Assignment
Report only how many lines of the entries below contain the string "Gedanken".

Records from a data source
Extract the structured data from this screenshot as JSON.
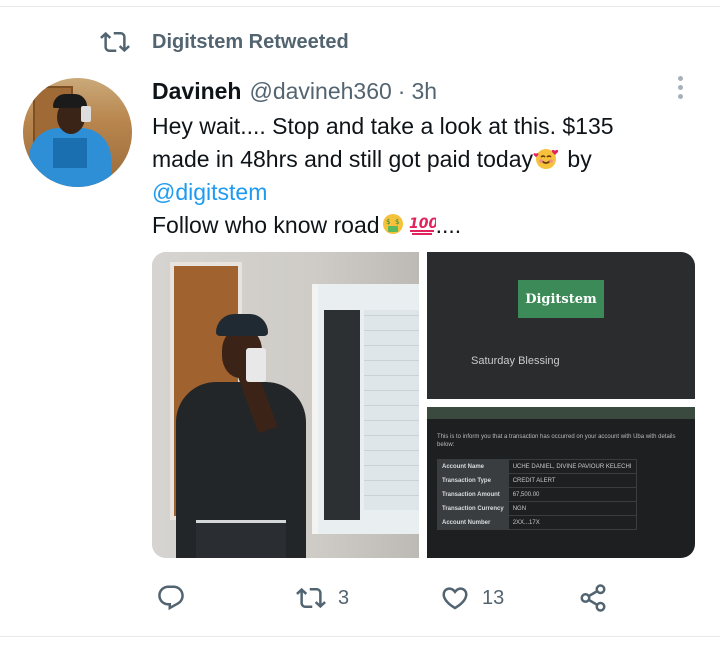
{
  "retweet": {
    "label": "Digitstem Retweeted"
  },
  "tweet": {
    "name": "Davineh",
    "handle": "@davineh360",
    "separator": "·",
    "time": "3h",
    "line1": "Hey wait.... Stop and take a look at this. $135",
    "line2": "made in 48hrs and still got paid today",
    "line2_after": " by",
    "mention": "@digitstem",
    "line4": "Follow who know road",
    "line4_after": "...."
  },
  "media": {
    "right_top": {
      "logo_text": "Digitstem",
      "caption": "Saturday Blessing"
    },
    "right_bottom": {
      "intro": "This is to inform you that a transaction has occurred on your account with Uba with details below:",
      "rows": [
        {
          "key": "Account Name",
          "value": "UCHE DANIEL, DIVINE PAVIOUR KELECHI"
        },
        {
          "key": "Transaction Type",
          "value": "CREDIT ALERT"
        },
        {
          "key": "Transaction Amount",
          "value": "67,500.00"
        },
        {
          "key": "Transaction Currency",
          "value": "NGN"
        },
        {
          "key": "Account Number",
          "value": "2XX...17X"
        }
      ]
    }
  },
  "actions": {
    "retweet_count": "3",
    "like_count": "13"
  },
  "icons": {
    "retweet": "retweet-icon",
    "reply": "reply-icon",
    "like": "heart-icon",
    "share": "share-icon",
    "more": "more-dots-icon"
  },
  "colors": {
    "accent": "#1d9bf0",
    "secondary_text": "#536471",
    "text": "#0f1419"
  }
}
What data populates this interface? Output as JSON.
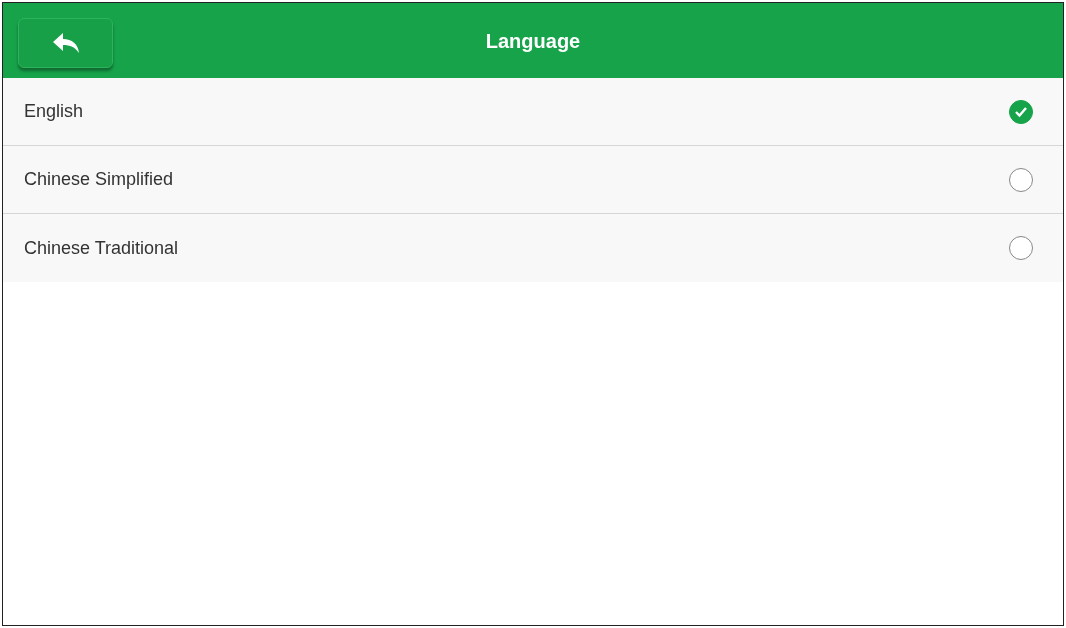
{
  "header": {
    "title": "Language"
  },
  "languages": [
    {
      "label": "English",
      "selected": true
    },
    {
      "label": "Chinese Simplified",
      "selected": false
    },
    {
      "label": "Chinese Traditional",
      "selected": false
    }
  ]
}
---
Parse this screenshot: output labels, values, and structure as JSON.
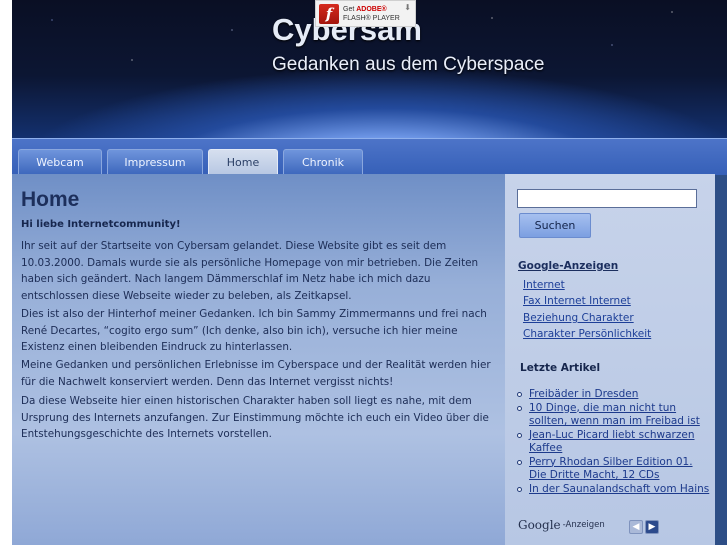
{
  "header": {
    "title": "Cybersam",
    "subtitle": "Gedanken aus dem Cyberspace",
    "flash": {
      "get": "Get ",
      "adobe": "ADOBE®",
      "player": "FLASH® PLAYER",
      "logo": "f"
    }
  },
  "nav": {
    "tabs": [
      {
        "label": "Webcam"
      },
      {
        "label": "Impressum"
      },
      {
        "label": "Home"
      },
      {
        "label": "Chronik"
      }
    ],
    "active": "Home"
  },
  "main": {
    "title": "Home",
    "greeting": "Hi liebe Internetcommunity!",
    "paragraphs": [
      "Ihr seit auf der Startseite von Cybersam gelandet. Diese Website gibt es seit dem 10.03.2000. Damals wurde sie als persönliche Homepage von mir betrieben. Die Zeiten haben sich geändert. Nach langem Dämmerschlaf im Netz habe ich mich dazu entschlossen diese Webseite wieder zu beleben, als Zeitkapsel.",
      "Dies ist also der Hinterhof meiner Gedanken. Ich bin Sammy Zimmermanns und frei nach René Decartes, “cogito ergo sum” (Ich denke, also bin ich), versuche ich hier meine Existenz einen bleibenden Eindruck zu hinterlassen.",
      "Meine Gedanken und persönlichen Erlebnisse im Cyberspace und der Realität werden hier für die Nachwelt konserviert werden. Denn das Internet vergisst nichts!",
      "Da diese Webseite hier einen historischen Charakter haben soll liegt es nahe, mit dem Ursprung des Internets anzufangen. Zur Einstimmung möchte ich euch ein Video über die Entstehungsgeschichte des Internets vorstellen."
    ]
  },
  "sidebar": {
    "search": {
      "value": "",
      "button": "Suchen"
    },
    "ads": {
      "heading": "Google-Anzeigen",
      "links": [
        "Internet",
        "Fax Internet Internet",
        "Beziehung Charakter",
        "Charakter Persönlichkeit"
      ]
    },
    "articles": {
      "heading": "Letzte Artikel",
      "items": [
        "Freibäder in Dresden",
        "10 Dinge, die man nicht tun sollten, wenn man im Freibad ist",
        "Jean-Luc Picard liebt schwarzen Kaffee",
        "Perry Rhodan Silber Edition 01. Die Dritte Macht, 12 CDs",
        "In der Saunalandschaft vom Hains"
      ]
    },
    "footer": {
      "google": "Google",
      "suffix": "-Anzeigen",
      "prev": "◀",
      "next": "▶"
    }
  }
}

Finished exercise
3